In fact all the tracks on the LP could be described in exactly the same way - good-time music with a barroom feel performed by some extremely talented musicians. If you can ignore some of the words and Coverdale's breathy voice you can't help but admire the band and its, albeit aged, sound.
'Would I lie to You' (Top 40 hit) is a track in the same vain and the following song 'Girl' is supposed to be about the singers daughter! "You treat me like a dog and make me shake my tail for you." Not sure these are words I would sing to my child but in all things this just comes down to ones interpretation.
Some of the lyrics on the record actually make you cringe and Coverdale has stated on record that he intended for them to be that way as a result of the press accusing him of this tactless trait. I wonder where they got that idea from David? Surely those lines from older tracks such as "Lie down I think I love you" could not have given them that absurd idea!
I saw Whitesnake in '82 and '83 and thought they were brilliant. Much better than when I went to see them in Newcastle following the release of their album '1987' which was just full of American posturing and showing off which, to me, just went to show that David Coverdale had now left his roots behind and had taken up residence in the big-hair hotel with fancy trousers and highlights on his bonnet.
Whitesnake back in those early 80's were very much a blues/rock band with plenty of slide guitar and smoky vocals and a far cry from the band who perform under the moniker today. There was none of that 'look at us aren't we great' poncing about on stage just six musicians playing honest rock 'n' roll backing Coverdale with his tongue (or something) firmly lodged in his cheek and a wry smile upon his lips.

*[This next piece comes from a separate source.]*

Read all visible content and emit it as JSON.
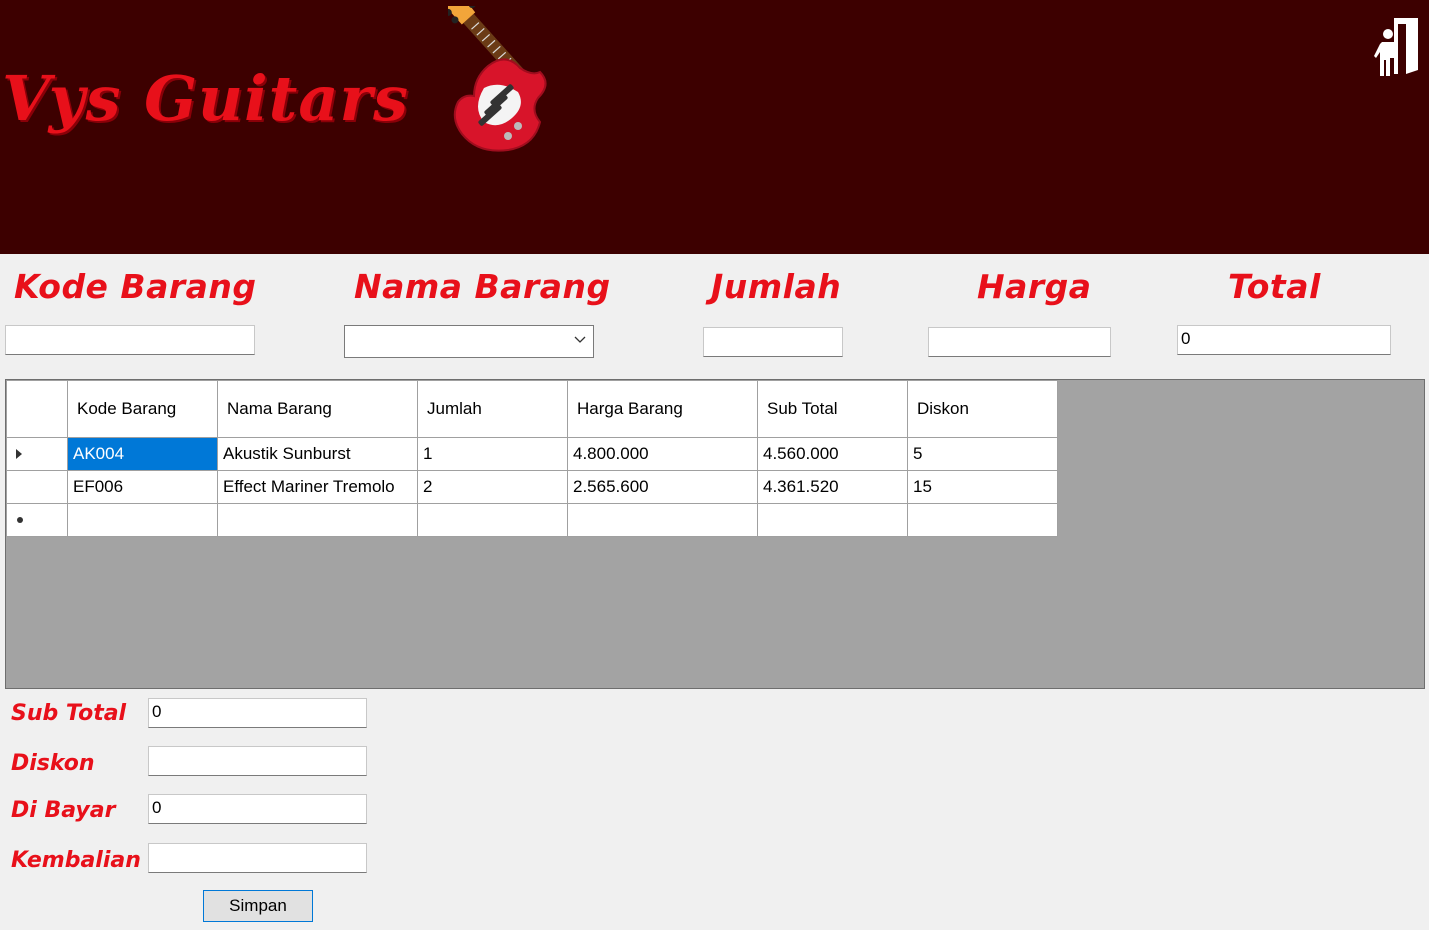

Disc #1 Tracklisting
1 Come An' Get It (2007 Digital Remaster)
2 Hot Stuff (2007 Digital Remaster)
3 Don't Break My Heart Again (2007 Digital Remaster)
4 Lonely Days Lonely Nights (2007 Digital Remaster)
5 Wine, Women An' Song (2007 Digital Remaster)
6 Child Of Babylon (2007 Digital Remaster)
7 Would I Lie To You (2007 Digital Remaster)
8 Girl (2007 Digital Remaster)
9 Hit An' Run (2007 Digital Remaster)
10 Till The Day I Die (2007 Digital Remaster)
11 Child Of Babylon (Alternate Rough Mix) PREVIOUSLY UNRELEASED BONUS TRACK
12 Girl (Alternate Version/Rough Mix) PREVIOUSLY UNRELEASED BONUS TRACK
13 Come An' Get It (Rough Mix) PREVIOUSLY UNRELEASED BONUS TRACK
14 Lonely Days Lonely Nights (Alternate Version/Rough Mix) PREVIOUSLY UNRELEASED BONUS TRACK
15 Till The Day I Die (Rough Mix) PREVIOUSLY UNRELEASED BONUS TRACK
16 Hit An' Run (Backing Track) PREVIOUSLY UNRELEASED BONUS TRACK